Our contribution to the synthetic biology community will be the investigation of Cell-Free Systems

The Imperial College iGEM 2007 team consists of ten 2nd year undergraduates from Bioengineering and Bioscience. This year our contribution to the synthetic biology community will be the investigation of Cell-Free Systems, the common platform on which Cell By Date and Infector Detector will be built. The cell-free approach is particularly useful for Synthetic Biology to operate in the medical and food industries. We believe that the characterization of this cell-free chassis will unlock fresh potential in simple constructs. Our project strategy is based on the Engineering Cycle. We are at the final testing and polishing stages of our project, and we will soon be finished!


This site is currently under construction. For more information, have a look at our OpenWetware site.

Infector Detector

Infector Detector is a system that will detect the presence of biofilm infections on urinary catheters by reporting on the presence of AHL, a signalling molecule used by E.coli. The system is able to detect very small concentrations of AHL, and outputs a fluorescent protein as a result.

Cell by Date

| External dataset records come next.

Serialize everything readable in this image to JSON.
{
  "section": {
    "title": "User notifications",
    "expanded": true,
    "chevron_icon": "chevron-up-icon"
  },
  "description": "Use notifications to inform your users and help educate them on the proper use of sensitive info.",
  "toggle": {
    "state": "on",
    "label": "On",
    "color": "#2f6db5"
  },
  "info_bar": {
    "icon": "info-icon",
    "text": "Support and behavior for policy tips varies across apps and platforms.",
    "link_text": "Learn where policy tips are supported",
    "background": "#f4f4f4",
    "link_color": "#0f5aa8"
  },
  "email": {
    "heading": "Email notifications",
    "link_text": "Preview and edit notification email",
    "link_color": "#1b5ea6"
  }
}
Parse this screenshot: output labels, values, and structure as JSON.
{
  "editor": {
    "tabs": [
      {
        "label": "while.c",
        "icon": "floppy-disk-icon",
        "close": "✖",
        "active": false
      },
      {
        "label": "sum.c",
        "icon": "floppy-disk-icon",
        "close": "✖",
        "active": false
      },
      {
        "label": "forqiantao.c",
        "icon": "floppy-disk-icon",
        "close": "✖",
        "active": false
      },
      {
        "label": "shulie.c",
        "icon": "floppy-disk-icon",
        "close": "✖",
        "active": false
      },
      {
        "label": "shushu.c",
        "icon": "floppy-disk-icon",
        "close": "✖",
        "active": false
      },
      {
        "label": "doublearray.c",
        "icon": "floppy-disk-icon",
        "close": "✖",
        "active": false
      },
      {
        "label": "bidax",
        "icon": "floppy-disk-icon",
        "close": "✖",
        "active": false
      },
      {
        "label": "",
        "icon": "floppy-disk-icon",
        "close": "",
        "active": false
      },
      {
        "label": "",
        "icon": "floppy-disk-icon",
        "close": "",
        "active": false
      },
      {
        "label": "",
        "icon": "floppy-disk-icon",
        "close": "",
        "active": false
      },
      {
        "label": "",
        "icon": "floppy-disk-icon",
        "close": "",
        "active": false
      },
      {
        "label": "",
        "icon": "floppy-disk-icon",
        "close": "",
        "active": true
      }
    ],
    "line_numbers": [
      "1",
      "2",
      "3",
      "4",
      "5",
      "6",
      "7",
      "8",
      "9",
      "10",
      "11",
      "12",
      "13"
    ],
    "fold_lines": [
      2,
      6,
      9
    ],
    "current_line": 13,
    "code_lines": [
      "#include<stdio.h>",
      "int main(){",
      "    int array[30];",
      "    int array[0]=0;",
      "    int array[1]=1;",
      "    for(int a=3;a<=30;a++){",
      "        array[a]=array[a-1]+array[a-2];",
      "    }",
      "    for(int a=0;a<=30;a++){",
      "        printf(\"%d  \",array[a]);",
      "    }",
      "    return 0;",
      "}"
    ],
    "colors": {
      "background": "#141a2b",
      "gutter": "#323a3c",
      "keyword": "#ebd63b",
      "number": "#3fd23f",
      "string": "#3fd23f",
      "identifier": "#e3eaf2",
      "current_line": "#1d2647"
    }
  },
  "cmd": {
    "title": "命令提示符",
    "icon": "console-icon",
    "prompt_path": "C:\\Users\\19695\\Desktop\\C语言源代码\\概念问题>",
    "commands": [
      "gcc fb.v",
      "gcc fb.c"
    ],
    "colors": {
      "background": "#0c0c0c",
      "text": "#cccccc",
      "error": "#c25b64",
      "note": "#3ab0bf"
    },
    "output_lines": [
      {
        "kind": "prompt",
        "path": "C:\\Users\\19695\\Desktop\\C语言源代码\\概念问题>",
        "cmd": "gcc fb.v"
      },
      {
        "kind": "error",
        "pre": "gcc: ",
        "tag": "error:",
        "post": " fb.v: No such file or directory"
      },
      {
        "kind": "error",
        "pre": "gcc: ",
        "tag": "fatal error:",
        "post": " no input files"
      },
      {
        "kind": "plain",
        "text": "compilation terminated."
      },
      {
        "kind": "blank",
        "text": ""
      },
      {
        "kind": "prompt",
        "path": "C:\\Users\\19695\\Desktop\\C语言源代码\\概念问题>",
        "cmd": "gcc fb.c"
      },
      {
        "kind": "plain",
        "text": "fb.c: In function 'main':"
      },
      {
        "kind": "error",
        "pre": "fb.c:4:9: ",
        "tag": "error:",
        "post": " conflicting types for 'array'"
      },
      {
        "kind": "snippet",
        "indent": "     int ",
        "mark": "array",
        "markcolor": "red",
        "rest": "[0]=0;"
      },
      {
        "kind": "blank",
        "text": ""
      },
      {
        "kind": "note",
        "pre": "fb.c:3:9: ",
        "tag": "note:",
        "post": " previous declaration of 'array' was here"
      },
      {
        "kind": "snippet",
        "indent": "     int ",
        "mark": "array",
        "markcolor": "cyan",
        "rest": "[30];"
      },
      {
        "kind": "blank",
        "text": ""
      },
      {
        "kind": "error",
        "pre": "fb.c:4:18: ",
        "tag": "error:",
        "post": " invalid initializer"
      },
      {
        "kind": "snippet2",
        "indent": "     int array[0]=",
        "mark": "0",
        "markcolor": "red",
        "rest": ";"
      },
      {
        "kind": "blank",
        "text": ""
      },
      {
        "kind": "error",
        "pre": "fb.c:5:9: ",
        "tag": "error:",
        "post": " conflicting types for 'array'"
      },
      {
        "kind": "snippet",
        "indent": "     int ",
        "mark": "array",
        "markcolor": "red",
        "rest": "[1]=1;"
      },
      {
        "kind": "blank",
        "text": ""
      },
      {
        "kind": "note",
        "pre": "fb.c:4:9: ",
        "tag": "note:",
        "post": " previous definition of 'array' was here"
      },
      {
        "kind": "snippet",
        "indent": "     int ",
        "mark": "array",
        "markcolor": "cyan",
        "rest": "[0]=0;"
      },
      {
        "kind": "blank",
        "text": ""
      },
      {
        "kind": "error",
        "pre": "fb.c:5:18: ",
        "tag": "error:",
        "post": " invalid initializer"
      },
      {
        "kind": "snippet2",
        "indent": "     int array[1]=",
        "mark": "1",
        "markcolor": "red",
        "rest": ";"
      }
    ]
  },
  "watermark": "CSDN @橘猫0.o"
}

Cell by Date will tell you when meat has been out of the fridge for too long. It produces fluorescent protein when it is found in an ambient temperature above a threshold of 10°C. The fluorescent protein accumulates over time, and eventually becomes visible to the naked eye once the system has been exposed to high temperatures for enough time.